“Tangible Relics”: An Introduction to Gay and Lesbian Historic Sites
“A past lacking tangible relics seems too tenuous to be credible.”
–David Lowenthal, The Past Is a Foreign Country
I can’t remember a time when I wasn’t attracted to historic places. As a child, my parents didn’t have to drag me to Civil War battlefields and historic house museums; I went willingly. As an adult, my first professional job was at a restored historic village. I still think a vacation is incomplete unless I’ve taken in at least one town that time forgot. Once asked about my favorite magazines, I named Preservation – the magazine of the National Trust for Historic Preservation – at the top of my list. Judging from the popularity of places like Plimoth Plantation and Colonial Williamsburg, there are a lot of other people out there like me.

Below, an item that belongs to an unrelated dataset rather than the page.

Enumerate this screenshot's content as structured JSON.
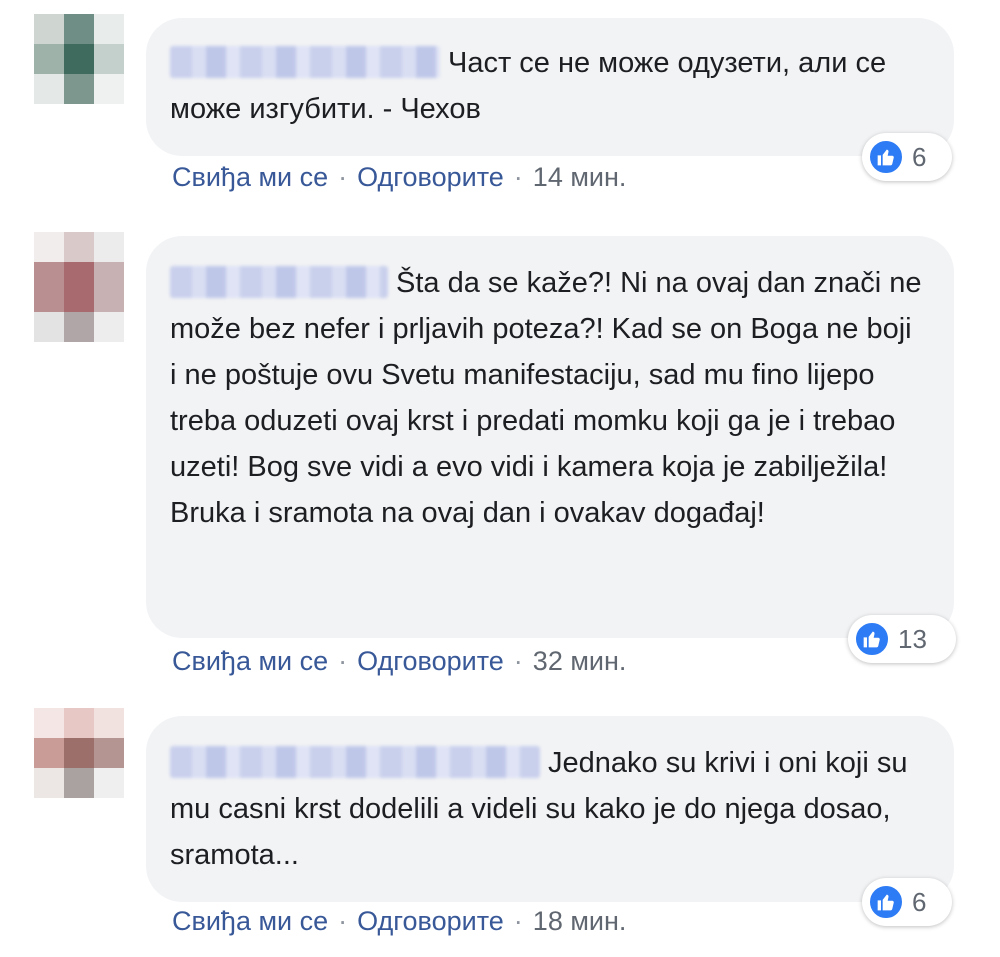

But one thing that historic sites and travel guides never taught me was about a most important part of myself – my heritage as a gay person in this country. If it weren’t for the work of lesbian and gay historians in the past few decades, queer history would be buried, right where many homophobic people would like it to be. Even in the late 1990s, when I first compiled a print guide called The Queerest Places (published by Holt 12 years ago; now out of print), many gay people I spoke to were unaware that they had any significant collective history at all. “That’ll be a short book!” one lesbian actually said to me when I told her about the project. On the contrary, I found an abundance of historic sites related to lesbian, gay, bisexual, and transgender history. Some were popular tourist attractions that had never been written about from a queer perspective. Others were sites that had not been written about at all. Still others no longer existed, victims of time or urban renewal projects. Now, the age of blogging seems the perfect time to revive and expand my project.
For my purposes, I define a “historic site” as any house, structure, or geographic location with an association to an historic queer person or event. A site need not be listed on the National Register of Historic Places, nor does a structure need to be still standing to be included in this study. By “queer” I mean individuals of gay, lesbian, or bisexual orientation, either of an affectional or sexual nature, and also transgendered people.
Some folks will undoubtedly find this site and snort, “Hrmph! Herman Melville’s gay? Where’s her proof?” I don’t always have the kind of evidence that would hold up in a court of law or that traditional (heterosexual) scholars would accept. In fact, I don’t actually believe that “proof” of gay or lesbian sexual relations is required to reclaim a historical figure as queer, any more than “proof” of heterosexual intercourse is required to name a person straight. The very idea that we need “proof” assumes that being queer is “wrong” and that to “accuse” someone of homosexuality is a terrible thing to do.
Like others investigating the queer past, I have had to devise an alternate detective system. Because lesbians and gay men have had to hide for such a long time, many of the rules of evidence simply don’t apply. Something as seemingly cut-and-dried as heterosexual marriage and children, for example, can’t rule out that someone was gay – how many of your gay friends were in heterosexual marriages once, too? In claiming people as queer, I look at how they lived their lives – their friends and community, their work, their relationships. And yes, I sometimes rely on rumor and gossip, which has been called the “oral history” of queer people.
So welcome, read and learn, suggest sites you’ve visited, and come back often to explore some of the “tangible relics” of the queer past.